A friend in real estate, Charles U. Daly, called him on the phone late one night and begged Mr. Thomas to put his money into something that would keep him from being broke again.
“Is real estate as much fun as hookers?” Fat Thomas said.
On the tenth Sunday, Fat Thomas bet the New York Giants against the Cleveland Browns. “The guy has to be a genius to pick the Giants,” Fat Thomas said. “What a guy this is.” For some reason he decided to stay up and watch the game. Bobby Hammond of the Giants scored on a screen pass. As he went into the end zone, the referees were jumping up and down. Somebody from the Giants named Hicks had committed a foul, clipping, twenty yards away from the play. The Giants collapsed. At 4:00 P.M., a television set came out of a second-floor window in Fat Thomas’s house.
In the playoff game between Oakland and Baltimore, Mr. Thomas had Baltimore and three and a half. The game went into sudden death. The first team to score would win the game.

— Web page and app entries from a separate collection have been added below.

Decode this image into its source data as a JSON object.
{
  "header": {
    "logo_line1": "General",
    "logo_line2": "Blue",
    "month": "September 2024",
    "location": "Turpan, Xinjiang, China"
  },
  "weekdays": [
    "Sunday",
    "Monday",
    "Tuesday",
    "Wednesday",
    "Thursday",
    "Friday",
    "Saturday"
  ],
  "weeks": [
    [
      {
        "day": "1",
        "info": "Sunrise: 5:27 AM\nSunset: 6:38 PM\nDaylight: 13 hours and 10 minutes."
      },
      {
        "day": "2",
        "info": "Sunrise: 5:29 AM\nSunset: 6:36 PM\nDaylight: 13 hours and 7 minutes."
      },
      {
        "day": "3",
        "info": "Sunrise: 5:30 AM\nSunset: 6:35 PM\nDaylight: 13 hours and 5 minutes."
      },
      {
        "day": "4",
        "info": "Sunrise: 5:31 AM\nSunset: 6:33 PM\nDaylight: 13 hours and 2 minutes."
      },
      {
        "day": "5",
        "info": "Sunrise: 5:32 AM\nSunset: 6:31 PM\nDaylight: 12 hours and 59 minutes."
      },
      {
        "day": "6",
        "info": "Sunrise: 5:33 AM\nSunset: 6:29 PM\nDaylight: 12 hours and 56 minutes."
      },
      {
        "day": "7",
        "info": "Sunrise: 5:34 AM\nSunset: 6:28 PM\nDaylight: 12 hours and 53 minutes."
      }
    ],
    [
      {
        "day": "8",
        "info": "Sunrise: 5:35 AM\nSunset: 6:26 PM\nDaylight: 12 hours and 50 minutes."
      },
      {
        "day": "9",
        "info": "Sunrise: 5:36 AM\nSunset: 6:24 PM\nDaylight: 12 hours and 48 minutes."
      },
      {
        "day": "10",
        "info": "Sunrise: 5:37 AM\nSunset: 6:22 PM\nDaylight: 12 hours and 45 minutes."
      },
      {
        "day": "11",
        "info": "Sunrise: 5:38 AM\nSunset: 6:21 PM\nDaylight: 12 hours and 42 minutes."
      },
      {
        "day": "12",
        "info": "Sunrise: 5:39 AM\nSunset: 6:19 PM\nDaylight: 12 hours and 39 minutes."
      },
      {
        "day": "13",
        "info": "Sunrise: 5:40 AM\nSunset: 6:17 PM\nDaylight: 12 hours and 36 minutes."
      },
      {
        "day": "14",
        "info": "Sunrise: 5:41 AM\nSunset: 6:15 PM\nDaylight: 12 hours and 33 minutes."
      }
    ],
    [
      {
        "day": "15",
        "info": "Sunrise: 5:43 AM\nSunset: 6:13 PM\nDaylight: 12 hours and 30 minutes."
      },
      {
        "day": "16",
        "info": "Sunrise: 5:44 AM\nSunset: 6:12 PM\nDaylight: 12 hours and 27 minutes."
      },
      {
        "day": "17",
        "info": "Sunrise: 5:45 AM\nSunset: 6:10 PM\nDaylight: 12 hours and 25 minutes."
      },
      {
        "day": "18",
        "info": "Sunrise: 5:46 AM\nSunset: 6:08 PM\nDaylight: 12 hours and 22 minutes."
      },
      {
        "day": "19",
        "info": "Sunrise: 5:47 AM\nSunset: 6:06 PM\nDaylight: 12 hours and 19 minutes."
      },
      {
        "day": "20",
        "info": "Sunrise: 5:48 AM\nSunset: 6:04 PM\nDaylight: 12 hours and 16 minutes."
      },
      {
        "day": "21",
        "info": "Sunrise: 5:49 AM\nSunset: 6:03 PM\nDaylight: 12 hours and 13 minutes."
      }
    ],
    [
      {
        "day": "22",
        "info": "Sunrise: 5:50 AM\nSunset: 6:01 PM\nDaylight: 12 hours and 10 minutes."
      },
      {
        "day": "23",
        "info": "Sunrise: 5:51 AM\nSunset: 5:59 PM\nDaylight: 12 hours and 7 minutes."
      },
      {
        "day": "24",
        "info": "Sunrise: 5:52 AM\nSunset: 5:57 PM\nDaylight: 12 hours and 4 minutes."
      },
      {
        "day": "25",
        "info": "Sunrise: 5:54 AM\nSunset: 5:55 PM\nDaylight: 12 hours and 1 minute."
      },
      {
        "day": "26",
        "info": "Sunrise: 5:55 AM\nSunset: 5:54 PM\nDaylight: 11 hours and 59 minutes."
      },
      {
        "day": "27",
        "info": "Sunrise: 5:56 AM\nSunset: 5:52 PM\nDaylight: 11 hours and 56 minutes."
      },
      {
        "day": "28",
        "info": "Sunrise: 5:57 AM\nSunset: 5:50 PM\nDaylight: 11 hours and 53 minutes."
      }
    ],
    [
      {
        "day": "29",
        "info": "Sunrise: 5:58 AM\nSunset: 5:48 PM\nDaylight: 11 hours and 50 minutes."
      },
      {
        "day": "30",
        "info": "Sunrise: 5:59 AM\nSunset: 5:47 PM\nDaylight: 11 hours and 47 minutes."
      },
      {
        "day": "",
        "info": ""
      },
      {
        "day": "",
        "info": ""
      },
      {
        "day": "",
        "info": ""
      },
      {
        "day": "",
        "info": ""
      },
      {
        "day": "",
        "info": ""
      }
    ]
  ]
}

Oakland had the ball, second down on the Baltimore ten, and obviously was getting ready to kick an easy field goal. Stabler, the quarterback, handed the ball to the fullback, who would dive into the line. Stabler took the ball back, turned, and threw it into the back of the end zone. Casper, an end, grabbed it. Fat Thomas was watching the game in the living room, his own television set being indisposed. His Aunt Sis had to come in and assist him up the stairs. This time he went to bed for real.
Illusions survive catastrophes quite well. On the street, Fat Thomas appeared lame after settling up the Oakland game. But yesterday, boarding his plane for the winter, he said, “What a year. The guy is a genius.”
“Where is he if I want to see him?” I asked him.
“He’s at the gas station every day but Sunday.”
Fat Thomas then boarded the plane for his winter in Florida, which might last as long as two weeks, seeing what Casper, the end, did to him with that catch. But this is something, of course, that you do not bring up at a time like yesterday, when a man left triumphantly for a time in the sun.